Bad news. Bob just got hit by the proverbial bus. He’s not coming in to work today – which is too bad because he’s the only one who knows how this essential process works or has the knowledge required for that vital procedure. No succession plan? That’s ok: go into crisis management mode and scramble to find people who can, maybe, fill the gaps. Everything should be just fine. Lack of succession planning seems ridiculous if you put it that way, doesn’t it? It certainly does.

A Plan for Survival

Every company needs a succession plan. End of story. As CEO of Dale Carnegie Training Peter V. Handal puts it: “What succession is about is building the bench strength so that people that are in the company now, or that will be brought in will be able to carry the company forward in the future. It’s not just a nice thing to have – it’s really the essence of any business.

When? Now.

The “why” behind succession planning is fairly simple. Sometimes you know what’s going to happen tomorrow; sometimes you don’t. In either case, you have to plan. In addition to unexpected losses, leaves, or departures, contingencies are essential when:

  • Employees are ready to exit. Sometimes, they just tell you. “I’m ready to move on to something else.” It could be a high-level executive or a mid-level employee. In either case, this person may be in the process of imparting knowledge to someone else – a potential successor. This should be formalized.
  • They become disengaged or work suffers. If they don’t tell you, their work might. You may notice that an employee’s work starts suffering. They don’t appear engaged or are not effective in their roles any longer. You need to tell them directly, “If you’re not in this, then we need to start transferring your knowledge to someone else.” Work with them. It’s not the end of the world for them, or for the company. This happens all the time. Just bring the situation to light so you can plan properly.

The “how” works a bit differently, depending on the size of the company or its stage of growth.

Planning for Small Companies

Say you’re a startup with about 10 employees. You still have 3 – 4 key roles, and maybe a subject matter expert, for which you need to plan. If, at this point, you’re too small to draw from an internal well of talent, figure out who in the marketplace would be a good fit. Even if you can’t bring them on now, you can start a dialogue, and keep it going.

Let potential external successors know that you’d like for them to join the organization at some point. Paint for them a bigger picture of what the organization will be, and how, once they join, they can play a key role in helping it continue to grow and thrive.

Another option, and one that can take place concurrently, is developing internal candidates for key roles. Say Bob is the head of finance. If, after he has his unfortunate run-in with the bus, you have no one onboard with enough experience to take over, it can cripple your company.

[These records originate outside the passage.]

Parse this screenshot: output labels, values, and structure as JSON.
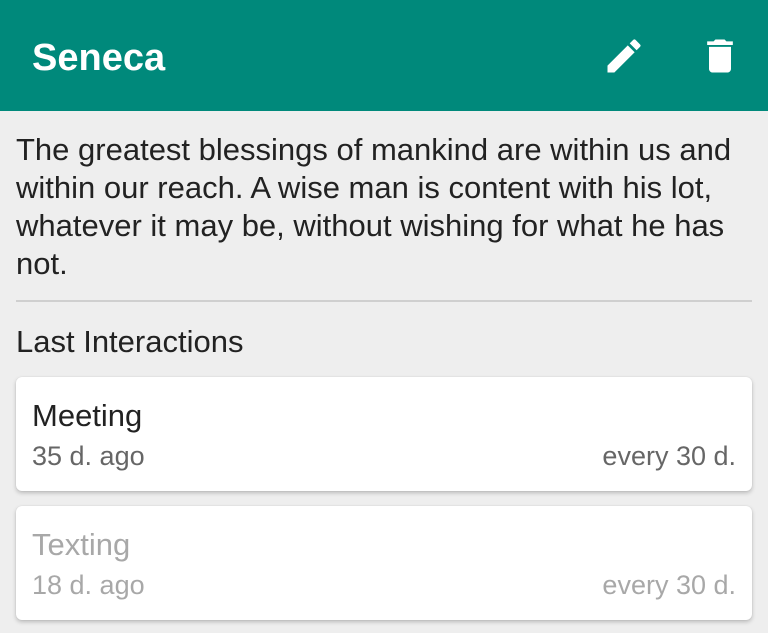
{
  "appbar": {
    "title": "Seneca",
    "background_color": "#00897b",
    "actions": [
      {
        "icon": "pencil-icon",
        "label": "Edit"
      },
      {
        "icon": "trash-icon",
        "label": "Delete"
      }
    ]
  },
  "quote": {
    "text": "The greatest blessings of mankind are within us and within our reach. A wise man is content with his lot, whatever it may be, without wishing for what he has not."
  },
  "interactions": {
    "heading": "Last Interactions",
    "items": [
      {
        "type": "Meeting",
        "last": "35 d. ago",
        "frequency": "every 30 d.",
        "state": "active"
      },
      {
        "type": "Texting",
        "last": "18 d. ago",
        "frequency": "every 30 d.",
        "state": "inactive"
      }
    ]
  }
}
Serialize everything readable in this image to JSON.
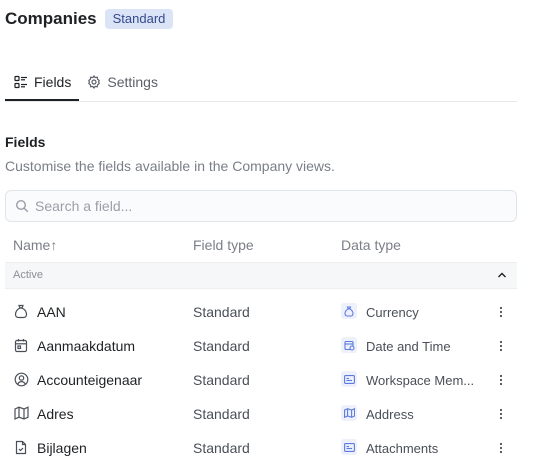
{
  "header": {
    "title": "Companies",
    "badge": "Standard"
  },
  "tabs": [
    {
      "label": "Fields",
      "icon": "fields-list-icon"
    },
    {
      "label": "Settings",
      "icon": "gear-icon"
    }
  ],
  "section": {
    "title": "Fields",
    "description": "Customise the fields available in the Company views."
  },
  "search": {
    "placeholder": "Search a field...",
    "value": ""
  },
  "columns": {
    "name": "Name",
    "sort_indicator": "↑",
    "field_type": "Field type",
    "data_type": "Data type"
  },
  "group": {
    "label": "Active"
  },
  "rows": [
    {
      "name": "AAN",
      "icon": "money-bag-icon",
      "field_type": "Standard",
      "data_type": "Currency",
      "data_type_icon": "currency-icon"
    },
    {
      "name": "Aanmaakdatum",
      "icon": "calendar-icon",
      "field_type": "Standard",
      "data_type": "Date and Time",
      "data_type_icon": "calendar-clock-icon"
    },
    {
      "name": "Accounteigenaar",
      "icon": "user-circle-icon",
      "field_type": "Standard",
      "data_type": "Workspace Mem...",
      "data_type_icon": "id-card-icon"
    },
    {
      "name": "Adres",
      "icon": "map-icon",
      "field_type": "Standard",
      "data_type": "Address",
      "data_type_icon": "map-icon"
    },
    {
      "name": "Bijlagen",
      "icon": "file-icon",
      "field_type": "Standard",
      "data_type": "Attachments",
      "data_type_icon": "id-card-icon"
    }
  ],
  "colors": {
    "accent": "#5b7be0",
    "badge_bg": "#dbe3f7",
    "badge_text": "#334a8a"
  }
}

You need to start sharing information and training people early. Even if it’s just pairing people, you have to start the transfer of knowledge so people at the lower ranks can pick up the pieces when – not if – something happens. Will a junior staff have all the knowledge that Bob the CFO had? No, definitely not. But you have to start somewhere, and this way, at least you’re not starting at zero.

Planning for Large Companies

If you’re a bigger company, you’d better have someone assigned to each key role. An organizational chart should identify not only C-suite roles, but other critical positions, such as managers and department heads. Ask: “Who do we have to fill the role if Joe decides to take a job somewhere else?” Or, “Who can step in if Sue decides to get off the corporate track?”

All the Joes and Sues need to be working with, training, and imparting knowledge to potential successors. That way, when they leave, quit, retire, take leave, or, for whatever reason, cannot or will not fill the role, there is someone there to step into their place. And remember: bench strength. Why have just one potential successor? If you plan two or three deep, you will have more options.

Without succession planning, companies fall into crisis mode. They may not have the talent they need to continue to grow or succeed. They say that “failing to plan is planning to fail.” That’s too true for businesses who don’t look ahead. Succession planning really is planning to succeed.